Second stimulus check: the difference between HEALS and CARES Act?

In a bid to provide further stimulus to the hard-hit American economy, on Monday the Republicans proposed a new stimulus legislation in the Senate: the HEALS Act.

Second stimulus check: the difference between HEALS and CARES Act?
Kevin Lamarque REUTERS

The CARES Act was signed into law on Friday, March 27, 2020. The very first stimulus checks were paid into people's bank accounts over the weekend of the 11 and 12 of April, giving a lag time of about two weeks for the first payments.

The first people to receive the stimulus payments, directly into their bank accounts, were taxpayers who had filed a 2019 or 2020 tax return.

10 of millions of Americans received their direct payment by April 15, that is two and a half weeks after the legislation was signed into law by President Trump.

MINNEAPOLIS-POLICE/PROTESTS-TRUMPFILE PHOTO: U.S. President Donald Trump turns away and departs as reporters ask questions after the president made an announcement about U.S. trade relations with China and Hong Kong in the Rose Garden of the White House in Washington, U.S., May 29, 2020. REUTERS/Jonathan Ernst/File Photo

The fast majority of filers had received their payments directly in the first two weeks after the first payments, by the end of April.

The CARES Act provided Economic Impact Payments to American households of up to $1,200 per adult for individuals whose income was less than $99,000 ( or $198,000 for joint filers) and $500 per child under 17 years old – or up to $3,400 for a family of four.


On Monday (28 July) Senate Majority Leader Mitch McConnell announced the Republicans stimulus proposal, which was presented in the Senate in the afternoon session. The legislation was named the HEALS Act and called for $1 trillion of new funding to help fight the economic effects of Covid-19.

In his statement, McConnell announced that there will be another round of $1,200 stimulus checks for individuals, with more support for families who care for vulnerable adult dependants. The CARES Act only allowed for $500 stimulus checks for dependents under the age of 18.

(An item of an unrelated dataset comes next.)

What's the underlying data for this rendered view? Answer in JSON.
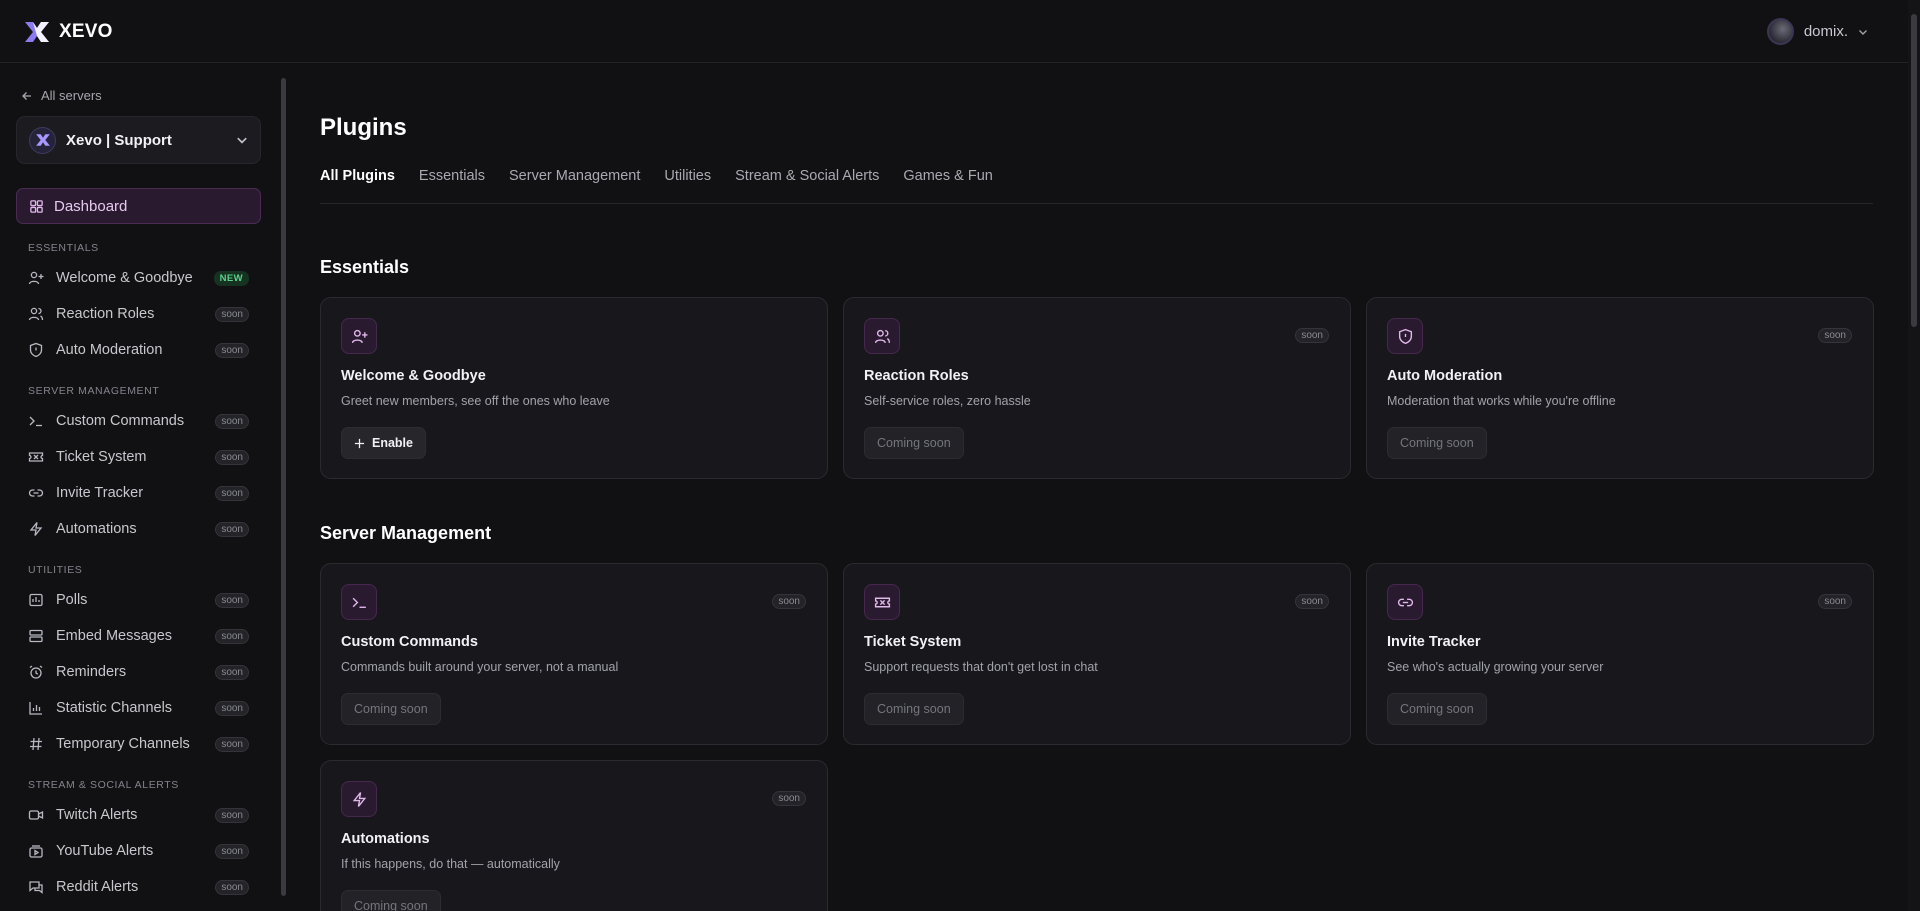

The same income criteria for the stimulus checks will be in place as was for the CARES Act ($1,200 per adult with adjusted gross income up to $75,000, tapering down to zero above $99,000. For married couples filing jointly the threshold is $150,000 tapering down to $198,000.)

The first stimulus check left out child dependents who were 17 years or older and university students under the age of  24. The Republican plan would include $500 for child dependents irrespective of their age.